The London address 221b Baker Street, as with so many other locations named in the stories, did not exist in Conan Doyle’s day. The numbers on Baker Street up until about 1921 only went as high as 85. The offices of Abbey National Building Society encompassed the famous 221 for many years, and they have been known to answer correspondence addressed to the famous detective. The Sherlock Holmes Museum is presently occupying the famous Baker Street address, and it is dedicated to preserving the appearance and ambience of the flat shared by Holmes and Watson.
It is curious that Watson is silent on two of the other famous fixtures in the neighbourhood. The original Madame Tussaud’s wax museum was just a few steps from the famous, would-be address of Sherlock Holmes and Dr. Watson at 221b Baker Street. The Baker Street railway station would have been one of the closest regardless of exactly where 221b may have been. Intriguingly, neither is remarked upon in the stories.
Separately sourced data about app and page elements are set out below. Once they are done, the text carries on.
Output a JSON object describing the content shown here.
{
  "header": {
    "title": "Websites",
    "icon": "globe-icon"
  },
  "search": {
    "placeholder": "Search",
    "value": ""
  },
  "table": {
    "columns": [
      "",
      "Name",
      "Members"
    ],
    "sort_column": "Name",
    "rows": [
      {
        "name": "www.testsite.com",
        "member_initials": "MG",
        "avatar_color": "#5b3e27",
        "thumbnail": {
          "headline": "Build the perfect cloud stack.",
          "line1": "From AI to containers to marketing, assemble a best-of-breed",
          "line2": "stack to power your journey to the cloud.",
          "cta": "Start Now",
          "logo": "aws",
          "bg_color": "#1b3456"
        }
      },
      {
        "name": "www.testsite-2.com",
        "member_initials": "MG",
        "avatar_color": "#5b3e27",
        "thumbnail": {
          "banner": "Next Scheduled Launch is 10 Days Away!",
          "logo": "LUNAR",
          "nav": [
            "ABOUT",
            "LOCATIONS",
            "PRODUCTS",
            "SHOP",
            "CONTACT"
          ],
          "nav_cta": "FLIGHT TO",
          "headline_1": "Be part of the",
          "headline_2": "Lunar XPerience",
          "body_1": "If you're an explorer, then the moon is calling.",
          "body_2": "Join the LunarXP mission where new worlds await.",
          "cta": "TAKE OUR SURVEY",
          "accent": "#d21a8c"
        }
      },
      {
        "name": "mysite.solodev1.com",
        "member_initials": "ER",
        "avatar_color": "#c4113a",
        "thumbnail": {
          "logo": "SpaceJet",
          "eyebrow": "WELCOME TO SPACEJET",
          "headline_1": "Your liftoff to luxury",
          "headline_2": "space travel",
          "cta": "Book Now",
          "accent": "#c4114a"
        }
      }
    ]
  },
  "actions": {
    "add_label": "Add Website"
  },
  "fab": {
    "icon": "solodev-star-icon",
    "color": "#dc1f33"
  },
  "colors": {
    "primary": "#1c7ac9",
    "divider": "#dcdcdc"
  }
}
In the stories themselves we are given several clues about the apartment and how the rooms are arranged. In “A Study in Scarlet,” Watson describes the flat in this manner, “a couple of comfortable bedrooms and a single large airy sitting-room, cheerfully furnished, and illuminated by two broad windows.” In the famous dialogue between Holmes and Watson in ‘The Musgrave Ritual,’ about the difference between seeing and observing we learn that there are seventeen steps from the ground floor to the first floor (second floor in America) sitting-room. It would seem likely that Holmes’ bedroom adjoins the sitting-room for in ‘A Scandal in Bohemia,’ “he vanished into the bedroom, whence he emerged in five minutes tweed-suited and respectable, as of old.” Watson came “down to breakfast” in ‘The Adventure of the Beryl Coronet,’ ‘The Adventure of the Copper Beeches,’ and ‘The Adventure of the Norwood Builder,’ so Watson’s bedroom is apparently on the floor above the sitting-room. In ‘The Naval Treaty,’ Holmes says, “Mr. Phelps can have the spare bedroom to-night,” so he must be referring to his own bedroom, which will be temporarily empty for the night. In ‘The Adventure of the Six Napoleons,’ Holmes tells Inspector Lestrade “you are welcome to the sofa” as both Watson and Holmes remain at home that night. In ‘The Adventure of the Six Napoleons,’ we learn that one of multiple lumber-rooms is packed with old daily papers, and it is a safe bet that the other lumber-rooms are filled with other odds and ends like all the newspaper clippings Holmes was fond of collecting. The manager of the flat, Mrs. Hudson, kept it as neat as may be expected with two such irregular bachelors as lodgers.
NEXT WEEK: Translating the non-English quotations